Once your major museums are checked off, you should have some other activities in your tour guide back pocket to avoid the aimless wandering through the Centrum. Checking iamsterdam.com for happenings in town (outdoor skating rinks, special art exhibits, a flower festival, etc.) is a good idea. I especially love it when I learn an outdoor market will be on the Museumplein I did not know about. I also like to surprise folks with an afternoon tea (at De Bakkerswinkel or The College Hotel – both in Oud Zuid or the swanky Pulitzer Hotel) to rest up and delight in some savory and sweet bites after walking all day. A jaunt to the lively open-air market at the Jordaan Lindenmarkt on Saturday is well worth the trip to experience the best nuts, flowers and cheese stands in Amsterdam. Scheduled down time as well as visitor alone time is highly encouraged. I also recommend trying to mix some spontaneity in your planning. Leave time to get lost, stumble on that gorgeous shop full of wares that needs investigating as you stroll along the Negen Straatjes, or watching that random Dutch person singing in a paddle boat in a canal in the Centrum. Guests may undoubtedly want to engage in the coffee house experience. Whether partaking or not, there are no shortages in this tolerant city. A canal boat ride at night is also a lovely way to see the city and bridges sparkle.
Always be mindful of the very possible fun deterrent…. Holland weather.
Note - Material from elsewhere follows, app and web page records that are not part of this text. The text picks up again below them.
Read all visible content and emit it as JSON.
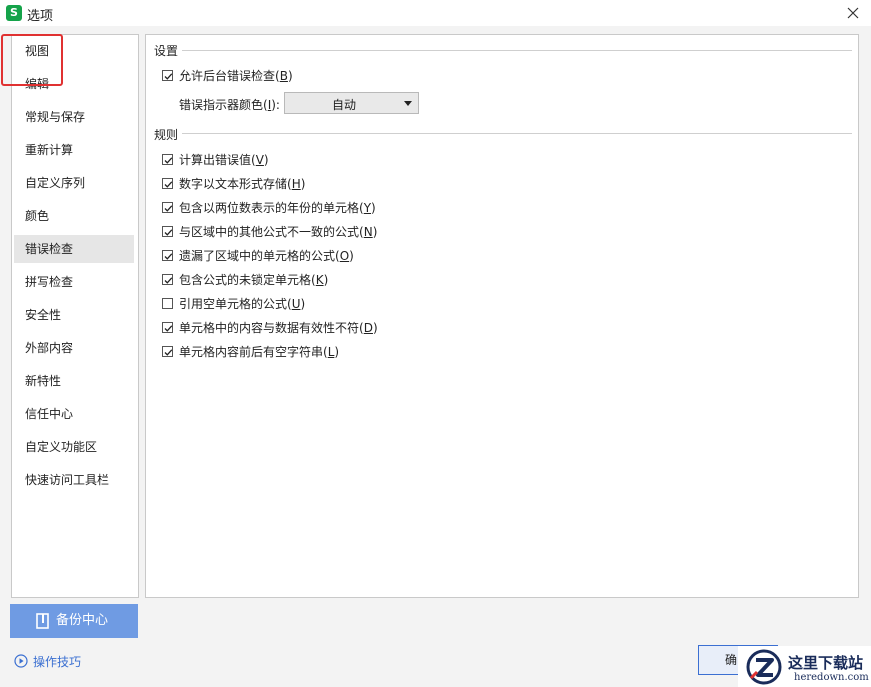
{
  "window": {
    "title": "选项",
    "app_icon_letter": "S"
  },
  "sidebar": {
    "items": [
      {
        "label": "视图"
      },
      {
        "label": "编辑"
      },
      {
        "label": "常规与保存"
      },
      {
        "label": "重新计算"
      },
      {
        "label": "自定义序列"
      },
      {
        "label": "颜色"
      },
      {
        "label": "错误检查",
        "active": true
      },
      {
        "label": "拼写检查"
      },
      {
        "label": "安全性"
      },
      {
        "label": "外部内容"
      },
      {
        "label": "新特性"
      },
      {
        "label": "信任中心"
      },
      {
        "label": "自定义功能区"
      },
      {
        "label": "快速访问工具栏"
      }
    ],
    "backup_button": "备份中心",
    "tips_link": "操作技巧"
  },
  "settings": {
    "section_title": "设置",
    "allow_background": {
      "label": "允许后台错误检查",
      "key": "B",
      "checked": true
    },
    "indicator_color": {
      "label": "错误指示器颜色",
      "key": "I",
      "value": "自动"
    }
  },
  "rules": {
    "section_title": "规则",
    "items": [
      {
        "label": "计算出错误值",
        "key": "V",
        "checked": true
      },
      {
        "label": "数字以文本形式存储",
        "key": "H",
        "checked": true
      },
      {
        "label": "包含以两位数表示的年份的单元格",
        "key": "Y",
        "checked": true
      },
      {
        "label": "与区域中的其他公式不一致的公式",
        "key": "N",
        "checked": true
      },
      {
        "label": "遗漏了区域中的单元格的公式",
        "key": "O",
        "checked": true
      },
      {
        "label": "包含公式的未锁定单元格",
        "key": "K",
        "checked": true
      },
      {
        "label": "引用空单元格的公式",
        "key": "U",
        "checked": false
      },
      {
        "label": "单元格中的内容与数据有效性不符",
        "key": "D",
        "checked": true
      },
      {
        "label": "单元格内容前后有空字符串",
        "key": "L",
        "checked": true
      }
    ]
  },
  "footer": {
    "ok_button": "确"
  },
  "watermark": {
    "text_cn": "这里下载站",
    "text_en": "heredown.com"
  }
}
Do not let this interfere with getting out and about. Weather apps are extremely reliable these days right down to the half hour, which is good, since weather here seems to change by the minute. Preparing for the day with waterproof footwear, jackets, layers, umbrellas, etc. can make or break your day. It rains a lot in Holland. It’s all fun and games while taking in Vincent’s masterpieces, but that can all turn to shit when you walk outside to a hail and rain storm without an umbrella, or at least a hood. Note – mention this to your visitors BEFORE they get there so they can pack appropriately. A good friend of mine reminded me to bring a decent waterproof jacket when I first came to Amsterdam last June to look for an apartment. It was the BEST piece of advice I received. And when noting heavy rain or crazy weather, that is the time for your indoor excursions.
I am a firm believer that outside adventure, even in the form of a bike ride or walk through the Vondelpark is essential to any visit. Fresh air, mixed with some exercise and doing like the Dutch do can leave a lasting impression, even if, at first, seems difficult or pushing one out of their comfort zone. Biking for many of us expats in Amsterdam can be extremely stressful at first (or always), but it is something that the Dutch do on a daily basis with ease (and aggressiveness). Throwing this into the mix can be a great way to spend some time and create some memorable moments, especially if you spot one of the hundreds of parrots that reside in the Vondelpark (no, this is not urban legend). There are bike rentals everywhere.
Whatever your plans, guests will marvel at the tall skinny houses leaning right or left, the constant flow of bikers and those menacing mopeds and the ease of Amsterdammers speaking English. If you have enough time, side trips to Haarlem, Leiden, The Hague and Delft provide experiencing even more Dutch culture. Don’t forget to look out the window of your car or train at the flower fields, windmills, and flat green pastures along the way. And always have enough money (suggested at least 20 euros for a roundtrip) on those blue OV-Chipkaarts for day trips so you aren’t barred entrance through as you run to make your train home.